The desire to create a shared library for all of Zurich dates back at least to the Middle Ages, but it took 900 years to come to fruition: it was not until 1914 that the electorate voted to merge the city and cantonal libraries to create the Zentralbibliothek Zürich. The ambition was to establish a collection covering every area of knowledge, and it laid the foundations for the university library.

From monastery library to cantonal library

The story began in 1259, with the library of Zurich’s canon monastery. Following the Reformation, its holdings had shrunk to just 470 volumes. Into the breach stepped humanist Konrad Pellikan: starting in 1532, he began rebuilding the collection with books from church property and gifts. By the time it was dissolved in 1831, the canon monastery held 3,500 volumes. These became the basis for the cantonal library.

Zurich gains a city library

In 1629, four merchants from Zurich founded the city library society in the former church known as the Wasserkirche, with the aim of establishing a scholarly library open to the general public. The citizens of Zurich were generous in donating their treasured possessions, and the collections grew steadily. The city library aspired to be a universal collection covering all areas of knowledge.

Cantonal library and university library

Ever since the University of Zurich was established in 1833 there had been discord between University members and the city library. The latter insisted that only citizens of Zurich should have access to its collections, a demand that was unacceptable to the University. In 1835 the University established the cantonal library to assemble an academic collection for the University’s use.

The central library for all finally becomes a reality

By 1890, calls for a central library were becoming increasingly vocal. In 1914 the electorate voted by a large majority to merge the city and cantonal libraries and create the Zentralbibliothek Zürich.
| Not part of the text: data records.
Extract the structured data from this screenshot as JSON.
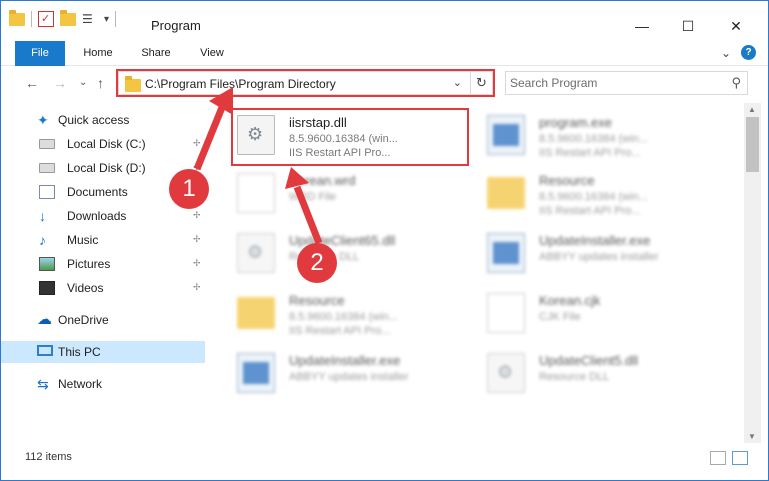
{
  "window": {
    "title": "Program",
    "controls": {
      "minimize": "—",
      "maximize": "☐",
      "close": "✕"
    }
  },
  "ribbon": {
    "tabs": [
      "File",
      "Home",
      "Share",
      "View"
    ],
    "chevron": "⌄",
    "help": "?"
  },
  "nav": {
    "back": "←",
    "forward": "→",
    "recent": "⌄",
    "up": "↑"
  },
  "address": {
    "path": "C:\\Program Files\\Program Directory",
    "dropdown": "⌄",
    "refresh": "↻"
  },
  "search": {
    "placeholder": "Search Program",
    "icon": "⚲"
  },
  "sidebar": {
    "items": [
      {
        "label": "Quick access",
        "icon": "star-icon",
        "root": true,
        "pinned": false
      },
      {
        "label": "Local Disk (C:)",
        "icon": "drive-icon",
        "root": false,
        "pinned": true
      },
      {
        "label": "Local Disk (D:)",
        "icon": "drive-icon",
        "root": false,
        "pinned": true
      },
      {
        "label": "Documents",
        "icon": "documents-icon",
        "root": false,
        "pinned": true
      },
      {
        "label": "Downloads",
        "icon": "downloads-icon",
        "root": false,
        "pinned": true
      },
      {
        "label": "Music",
        "icon": "music-icon",
        "root": false,
        "pinned": true
      },
      {
        "label": "Pictures",
        "icon": "pictures-icon",
        "root": false,
        "pinned": true
      },
      {
        "label": "Videos",
        "icon": "videos-icon",
        "root": false,
        "pinned": true
      },
      {
        "label": "OneDrive",
        "icon": "cloud-icon",
        "root": true,
        "pinned": false
      },
      {
        "label": "This PC",
        "icon": "computer-icon",
        "root": true,
        "pinned": false,
        "selected": true
      },
      {
        "label": "Network",
        "icon": "network-icon",
        "root": true,
        "pinned": false
      }
    ],
    "pin_glyph": "📌"
  },
  "files": [
    {
      "name": "iisrstap.dll",
      "meta1": "8.5.9600.16384 (win...",
      "meta2": "IIS Restart API Pro...",
      "icon": "dll-file-icon",
      "blurred": false
    },
    {
      "name": "program.exe",
      "meta1": "8.5.9600.16384 (win...",
      "meta2": "IIS Restart API Pro...",
      "icon": "exe-file-icon",
      "blurred": true
    },
    {
      "name": "Korean.wrd",
      "meta1": "WRD File",
      "meta2": "",
      "icon": "text-file-icon",
      "blurred": true
    },
    {
      "name": "Resource",
      "meta1": "8.5.9600.16384 (win...",
      "meta2": "IIS Restart API Pro...",
      "icon": "folder-icon",
      "blurred": true
    },
    {
      "name": "UpdateClient65.dll",
      "meta1": "Resource DLL",
      "meta2": "",
      "icon": "dll-file-icon",
      "blurred": true
    },
    {
      "name": "UpdateInstaller.exe",
      "meta1": "ABBYY updates installer",
      "meta2": "",
      "icon": "exe-file-icon",
      "blurred": true
    },
    {
      "name": "Resource",
      "meta1": "8.5.9600.16384 (win...",
      "meta2": "IIS Restart API Pro...",
      "icon": "folder-icon",
      "blurred": true
    },
    {
      "name": "Korean.cjk",
      "meta1": "CJK File",
      "meta2": "",
      "icon": "text-file-icon",
      "blurred": true
    },
    {
      "name": "UpdateInstaller.exe",
      "meta1": "ABBYY updates installer",
      "meta2": "",
      "icon": "exe-file-icon",
      "blurred": true
    },
    {
      "name": "UpdateClient5.dll",
      "meta1": "Resource DLL",
      "meta2": "",
      "icon": "dll-file-icon",
      "blurred": true
    }
  ],
  "status": {
    "item_count": "112 items"
  },
  "annotations": {
    "step1": "1",
    "step2": "2",
    "color": "#e0393e"
  },
  "colors": {
    "accent": "#1979ca",
    "selection": "#cce8ff",
    "highlight": "#e0393e"
  }
}
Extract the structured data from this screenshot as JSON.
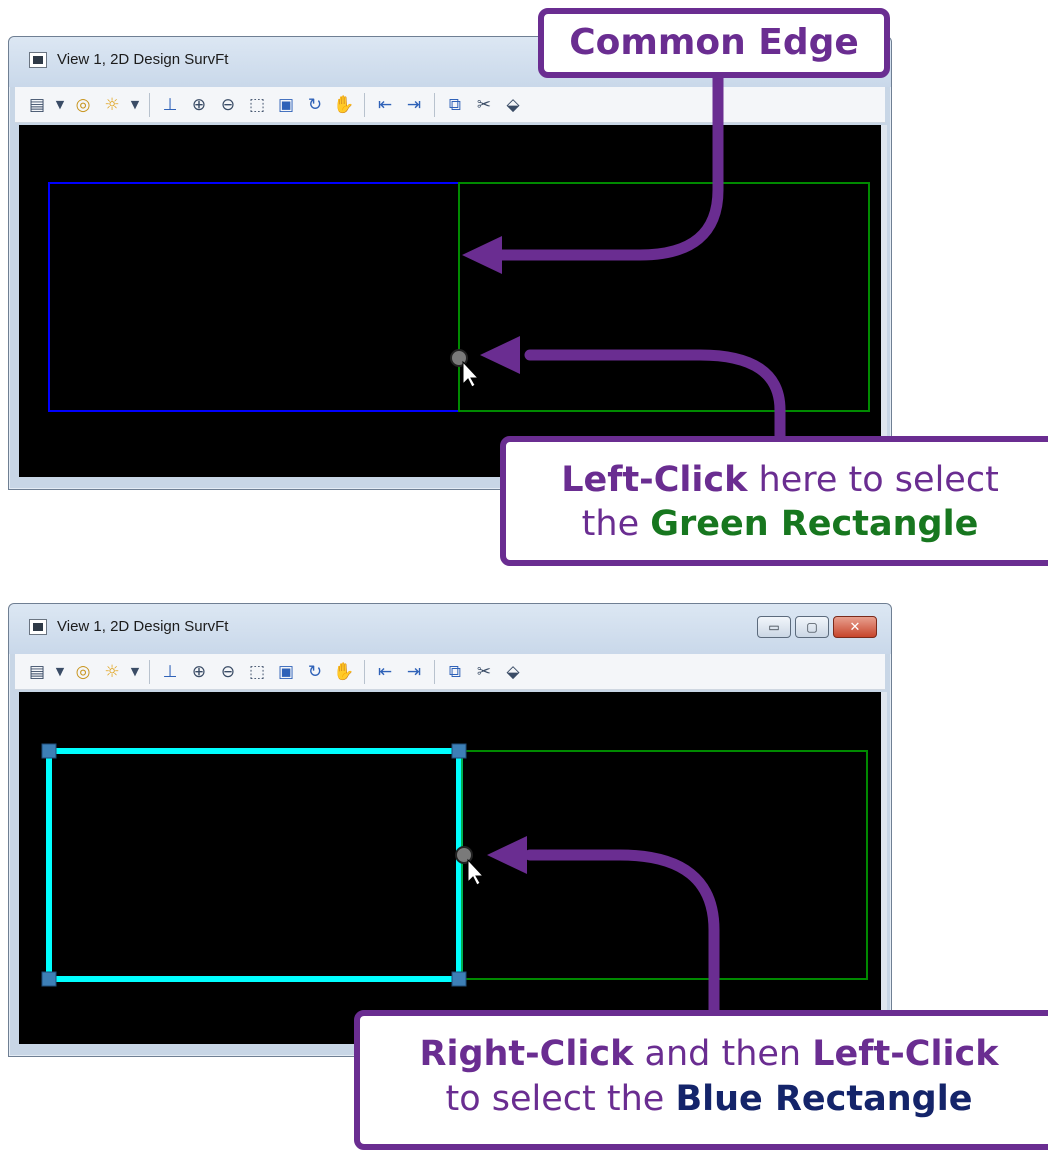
{
  "window": {
    "title": "View 1, 2D Design SurvFt",
    "controls": {
      "minimize": "▭",
      "maximize": "▢",
      "close": "✕"
    }
  },
  "toolbar": {
    "icons": [
      "view-attributes-icon",
      "dropdown-icon",
      "levels-icon",
      "lighting-icon",
      "dropdown-icon",
      "update-view-icon",
      "zoom-in-icon",
      "zoom-out-icon",
      "window-area-icon",
      "fit-view-icon",
      "rotate-view-icon",
      "pan-view-icon",
      "previous-view-icon",
      "next-view-icon",
      "copy-view-icon",
      "clip-volume-icon",
      "clip-mask-icon"
    ]
  },
  "colors": {
    "blue_rect": "#0000ff",
    "green_rect": "#008a00",
    "cyan_highlight": "#00ffff",
    "callout_purple": "#6a2d91"
  },
  "callouts": {
    "common_edge": "Common Edge",
    "left_click": {
      "bold": "Left-Click",
      "rest1": " here to select",
      "pre": "the ",
      "target": "Green Rectangle"
    },
    "right_click": {
      "bold1": "Right-Click",
      "mid": " and then ",
      "bold2": "Left-Click",
      "pre": "to select the ",
      "target": "Blue Rectangle"
    }
  }
}
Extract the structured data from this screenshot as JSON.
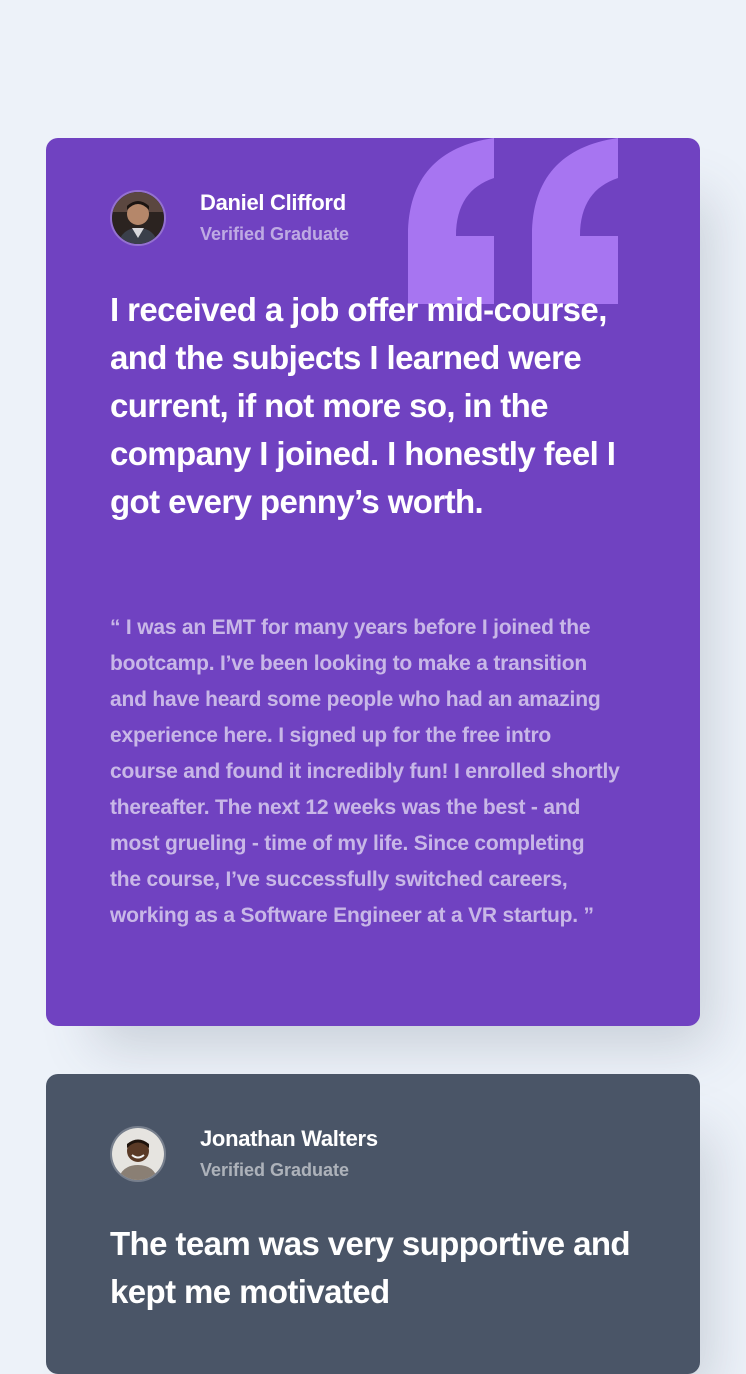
{
  "testimonials": [
    {
      "name": "Daniel Clifford",
      "role": "Verified Graduate",
      "headline": "I received a job offer mid-course, and the subjects I learned were current, if not more so, in the company I joined. I honestly feel I got every penny’s worth.",
      "body": "“ I was an EMT for many years before I joined the bootcamp. I’ve been looking to make a transition and have heard some people who had an amazing experience here. I signed up for the free intro course and found it incredibly fun! I enrolled shortly thereafter. The next 12 weeks was the best - and most grueling - time of my life. Since completing the course, I’ve successfully switched careers, working as a Software Engineer at a VR startup. ”",
      "card_color": "#7042c1",
      "avatar_icon": "person-avatar-icon"
    },
    {
      "name": "Jonathan Walters",
      "role": "Verified Graduate",
      "headline": "The team was very supportive and kept me motivated",
      "card_color": "#4a5567",
      "avatar_icon": "person-avatar-icon"
    }
  ],
  "colors": {
    "background": "#edf2f9",
    "purple_card": "#7042c1",
    "gray_card": "#4a5567",
    "quote_mark": "#a775f1"
  },
  "decor_icon": "quotation-mark-icon"
}
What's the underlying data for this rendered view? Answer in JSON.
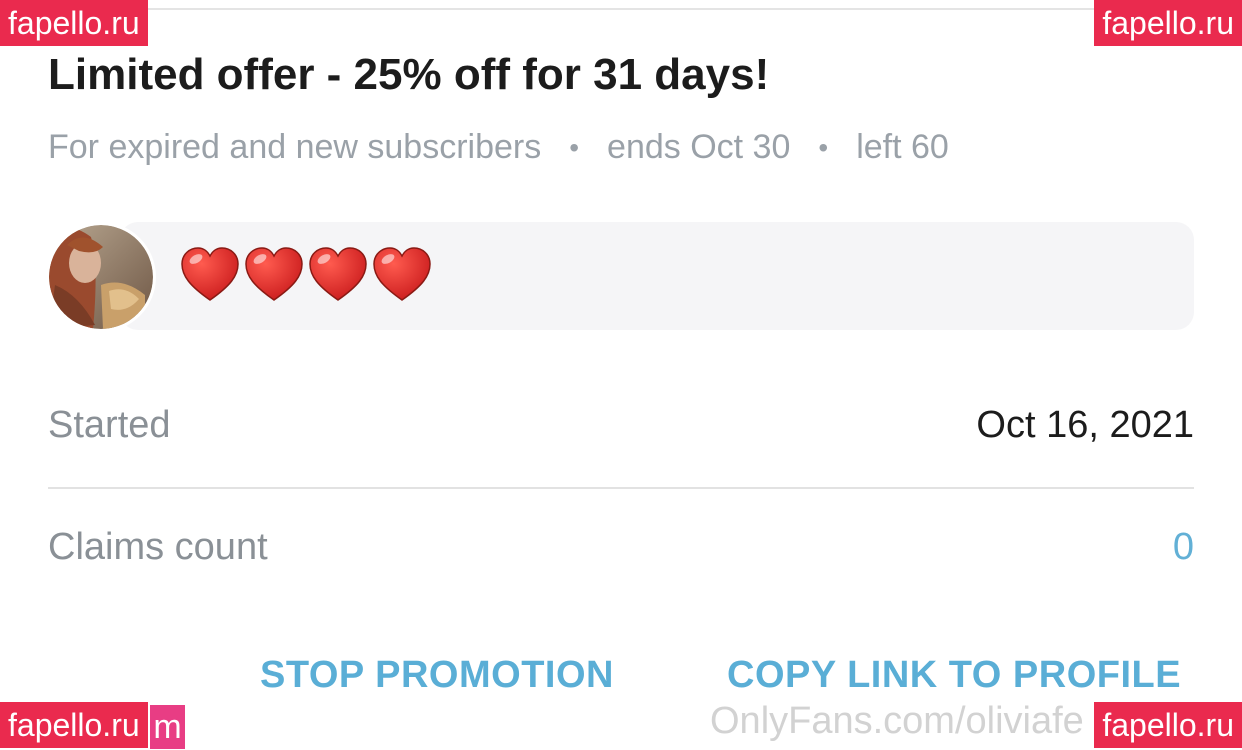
{
  "offer": {
    "title": "Limited offer - 25% off for 31 days!",
    "audience": "For expired and new subscribers",
    "ends": "ends Oct 30",
    "left": "left 60",
    "separator": "•"
  },
  "message": {
    "hearts_count": 4,
    "heart_icon": "red-heart-emoji"
  },
  "details": {
    "started_label": "Started",
    "started_value": "Oct 16, 2021",
    "claims_label": "Claims count",
    "claims_value": "0"
  },
  "actions": {
    "stop_label": "STOP PROMOTION",
    "copy_label": "COPY LINK TO PROFILE"
  },
  "watermark": {
    "site_text": "OnlyFans.com/oliviafe",
    "badge_text": "fapello.ru",
    "pink_fragment": "m"
  },
  "colors": {
    "accent": "#5aaed6",
    "badge": "#ea2a4e",
    "muted": "#9aa1a8"
  }
}
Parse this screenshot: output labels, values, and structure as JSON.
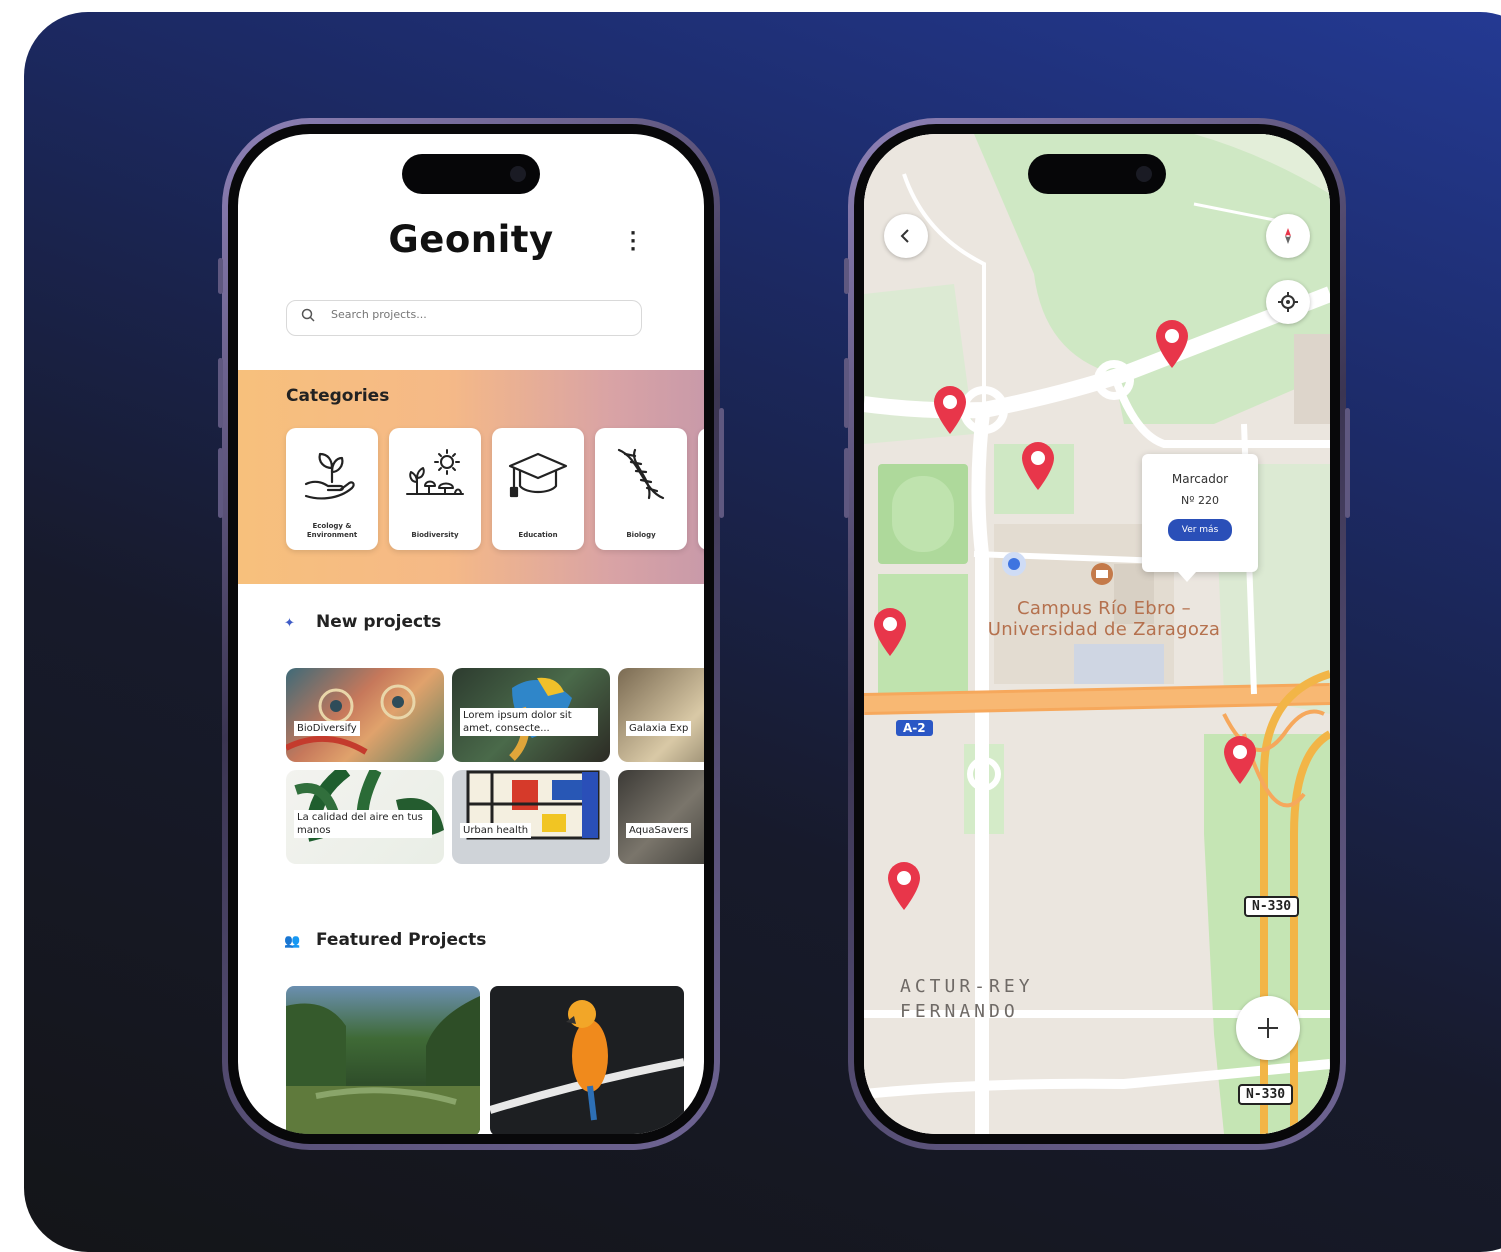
{
  "app": {
    "title": "Geonity",
    "menu_icon": "more-vertical-icon",
    "search_placeholder": "Search projects...",
    "categories_title": "Categories",
    "categories": [
      {
        "label": "Ecology & Environment",
        "icon": "plant-hand-icon"
      },
      {
        "label": "Biodiversity",
        "icon": "biodiversity-icon"
      },
      {
        "label": "Education",
        "icon": "graduation-cap-icon"
      },
      {
        "label": "Biology",
        "icon": "dna-icon"
      }
    ],
    "new_projects_title": "New projects",
    "new_projects": [
      {
        "label": "BioDiversify"
      },
      {
        "label": "Lorem ipsum dolor sit amet, consecte..."
      },
      {
        "label": "Galaxia Exp"
      },
      {
        "label": "La calidad del aire en tus manos"
      },
      {
        "label": "Urban health"
      },
      {
        "label": "AquaSavers"
      }
    ],
    "featured_title": "Featured Projects"
  },
  "map": {
    "popup": {
      "title": "Marcador",
      "number": "Nº 220",
      "button": "Ver más"
    },
    "place_label_line1": "Campus Río Ebro –",
    "place_label_line2": "Universidad de Zaragoza",
    "district_line1": "ACTUR-REY",
    "district_line2": "FERNANDO",
    "road_a2": "A-2",
    "road_n330_top": "N-330",
    "road_n330_bottom": "N-330",
    "back_icon": "chevron-left-icon",
    "compass_icon": "compass-icon",
    "locate_icon": "crosshair-icon",
    "add_icon": "plus-icon",
    "pin_color": "#e8364a",
    "accent": "#2a4fb8"
  },
  "colors": {
    "background_top": "#243a94",
    "background_bottom": "#141518",
    "category_band": "#f5b987"
  }
}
The groundwork was laid by Hermann Escher, who was already responsible for the alphabetic central catalogue at the city library that, for the first time, described the holdings of every library in Zurich.

City, cantonal and university library

The continuing need for a central library was confirmed in the 1990s, with the construction of a new extension along Mühlegasse incorporating six floors of underground stacks. An administrative building was erected on Seilergraben. The Predigerchor is now home to the music collection and the “Treasury”, our exhibition space.